4. A composition of claim 3 containing hexa(2,3-dibromopropyl)phosphazene.

WILLIAM H. SHORT, Primary Examiner E. A. NIELSEN, Assistant Examiner U.S. Cl. X.R. 260-45.8 R

Referenced by
Citing PatentFiling datePublication dateApplicantTitle
US3859249 *Dec 7, 1972Jan 7, 1975Akzona IncProcess for manufacture of flame retardant polyester
US3865783 *Dec 7, 1972Feb 11, 1975Akzona IncFlame-retardant polyester
US4042561 *May 20, 1976Aug 16, 1977Celanese CorporationFlame retardant compositions containing polyphosphazenes
US4405738 *Mar 5, 1982Sep 20, 1983Akzona IncorporatedFlame retardant additives and flame retardant polyester compositions

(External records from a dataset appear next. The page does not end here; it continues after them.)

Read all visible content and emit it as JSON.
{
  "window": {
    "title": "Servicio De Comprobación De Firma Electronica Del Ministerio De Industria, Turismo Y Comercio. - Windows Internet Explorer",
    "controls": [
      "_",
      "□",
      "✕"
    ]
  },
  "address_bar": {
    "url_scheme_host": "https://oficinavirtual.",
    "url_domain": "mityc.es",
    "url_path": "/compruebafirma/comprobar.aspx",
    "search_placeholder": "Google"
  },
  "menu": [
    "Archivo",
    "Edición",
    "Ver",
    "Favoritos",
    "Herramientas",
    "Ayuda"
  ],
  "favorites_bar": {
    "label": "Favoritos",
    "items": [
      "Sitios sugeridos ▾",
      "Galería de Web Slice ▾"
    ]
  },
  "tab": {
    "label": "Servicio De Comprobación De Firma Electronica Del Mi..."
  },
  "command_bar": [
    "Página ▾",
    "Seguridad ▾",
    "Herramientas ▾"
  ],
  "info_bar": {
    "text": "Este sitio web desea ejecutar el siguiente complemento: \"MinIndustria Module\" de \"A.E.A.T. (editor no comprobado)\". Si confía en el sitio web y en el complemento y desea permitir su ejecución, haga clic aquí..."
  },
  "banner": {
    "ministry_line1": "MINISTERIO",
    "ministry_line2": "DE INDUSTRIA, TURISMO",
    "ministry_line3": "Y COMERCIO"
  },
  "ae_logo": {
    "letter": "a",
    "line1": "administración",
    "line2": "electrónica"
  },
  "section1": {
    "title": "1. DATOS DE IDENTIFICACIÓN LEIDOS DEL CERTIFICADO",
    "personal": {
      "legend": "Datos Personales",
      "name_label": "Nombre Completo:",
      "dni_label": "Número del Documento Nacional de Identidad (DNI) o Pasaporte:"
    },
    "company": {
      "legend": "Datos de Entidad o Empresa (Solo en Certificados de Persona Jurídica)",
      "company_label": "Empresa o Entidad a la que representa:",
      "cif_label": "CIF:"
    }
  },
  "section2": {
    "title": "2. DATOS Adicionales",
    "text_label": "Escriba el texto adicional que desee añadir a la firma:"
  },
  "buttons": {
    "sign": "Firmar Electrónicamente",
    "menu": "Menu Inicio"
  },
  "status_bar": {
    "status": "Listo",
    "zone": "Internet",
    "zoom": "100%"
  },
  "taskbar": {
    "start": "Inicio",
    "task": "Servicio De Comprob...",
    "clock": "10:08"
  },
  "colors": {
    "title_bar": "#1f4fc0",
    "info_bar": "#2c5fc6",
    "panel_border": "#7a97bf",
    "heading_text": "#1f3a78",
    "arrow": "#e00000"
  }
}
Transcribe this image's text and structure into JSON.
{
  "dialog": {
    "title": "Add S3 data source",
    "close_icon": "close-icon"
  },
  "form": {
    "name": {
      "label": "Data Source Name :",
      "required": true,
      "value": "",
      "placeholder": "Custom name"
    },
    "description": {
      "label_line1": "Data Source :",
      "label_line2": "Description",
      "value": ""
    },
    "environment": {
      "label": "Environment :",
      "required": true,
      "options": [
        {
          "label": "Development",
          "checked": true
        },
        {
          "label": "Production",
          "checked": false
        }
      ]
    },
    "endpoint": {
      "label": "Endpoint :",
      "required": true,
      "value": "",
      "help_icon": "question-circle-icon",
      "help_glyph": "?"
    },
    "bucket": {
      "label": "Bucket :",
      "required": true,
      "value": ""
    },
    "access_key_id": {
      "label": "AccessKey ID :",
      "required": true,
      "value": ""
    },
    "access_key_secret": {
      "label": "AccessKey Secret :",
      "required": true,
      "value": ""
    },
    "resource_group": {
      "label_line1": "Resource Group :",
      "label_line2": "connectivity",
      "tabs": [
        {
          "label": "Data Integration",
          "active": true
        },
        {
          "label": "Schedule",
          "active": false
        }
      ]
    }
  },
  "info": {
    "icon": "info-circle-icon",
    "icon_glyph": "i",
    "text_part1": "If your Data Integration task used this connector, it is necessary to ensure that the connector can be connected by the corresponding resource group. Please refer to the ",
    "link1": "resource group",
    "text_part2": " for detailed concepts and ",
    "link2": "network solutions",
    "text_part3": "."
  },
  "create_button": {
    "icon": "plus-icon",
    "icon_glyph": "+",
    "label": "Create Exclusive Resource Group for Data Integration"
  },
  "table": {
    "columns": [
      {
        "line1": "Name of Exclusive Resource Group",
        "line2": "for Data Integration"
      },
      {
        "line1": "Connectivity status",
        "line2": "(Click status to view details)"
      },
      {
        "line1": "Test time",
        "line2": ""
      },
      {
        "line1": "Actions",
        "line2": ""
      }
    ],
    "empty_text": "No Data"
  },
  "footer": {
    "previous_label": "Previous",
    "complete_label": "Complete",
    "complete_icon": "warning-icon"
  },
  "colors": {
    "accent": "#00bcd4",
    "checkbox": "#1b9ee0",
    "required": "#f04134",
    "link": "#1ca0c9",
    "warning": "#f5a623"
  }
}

US5639808 *Feb 8, 1996Jun 17, 1997Minnesota Mining And Manufacturing CompanyFlame retardant thermosettable resin compositions
US5652285 *Feb 8, 1996Jul 29, 1997Minnesota Mining And Manufacturing CompanyFlame retardant thermosettable resin compositions
US8841367May 24, 2013Sep 23, 2014Sabic Innovative Plastics Ip B.V.Flame retardant polycarbonate compositions, methods of manufacture thereof and articles comprising the same
US8895649May 24, 2013Nov 25, 2014Sabic Global Technologies B.V.Flame retardant polycarbonate compositions, methods of manufacture thereof and articles comprising the same
US8927661May 24, 2013Jan 6, 2015Sabic Global Technologies B.V.Flame retardant polycarbonate compositions, methods of manufacture thereof and articles comprising the same
US9018286May 23, 2013Apr 28, 2015Sabic Global Technologies B.V.Flame retardant polycarbonate compositions, methods of manufacture thereof and articles comprising the same
US9023922May 22, 2013May 5, 2015Sabic Global Technologies B.V.Flame retardant compositions, articles comprising the same and methods of manufacture thereof
US9023923May 24, 2013May 5, 2015Sabic Global Technologies B.V.Flame retardant polycarbonate compositions, methods of manufacture thereof and articles comprising the same
US9394483May 23, 2013Jul 19, 2016Sabic Global Technologies B.V.Flame retardant polycarbonate compositions, methods of manufacture thereof and articles comprising the same
Classifications
U.S. Classification523/506, 524/122, 524/116, 523/452
International ClassificationC08G79/02, C08L85/02, C08K5/5399
Cooperative ClassificationC08G79/025, C08L85/02, C08K5/5399
European ClassificationC08K5/5399, C08L85/02, C08G79/02B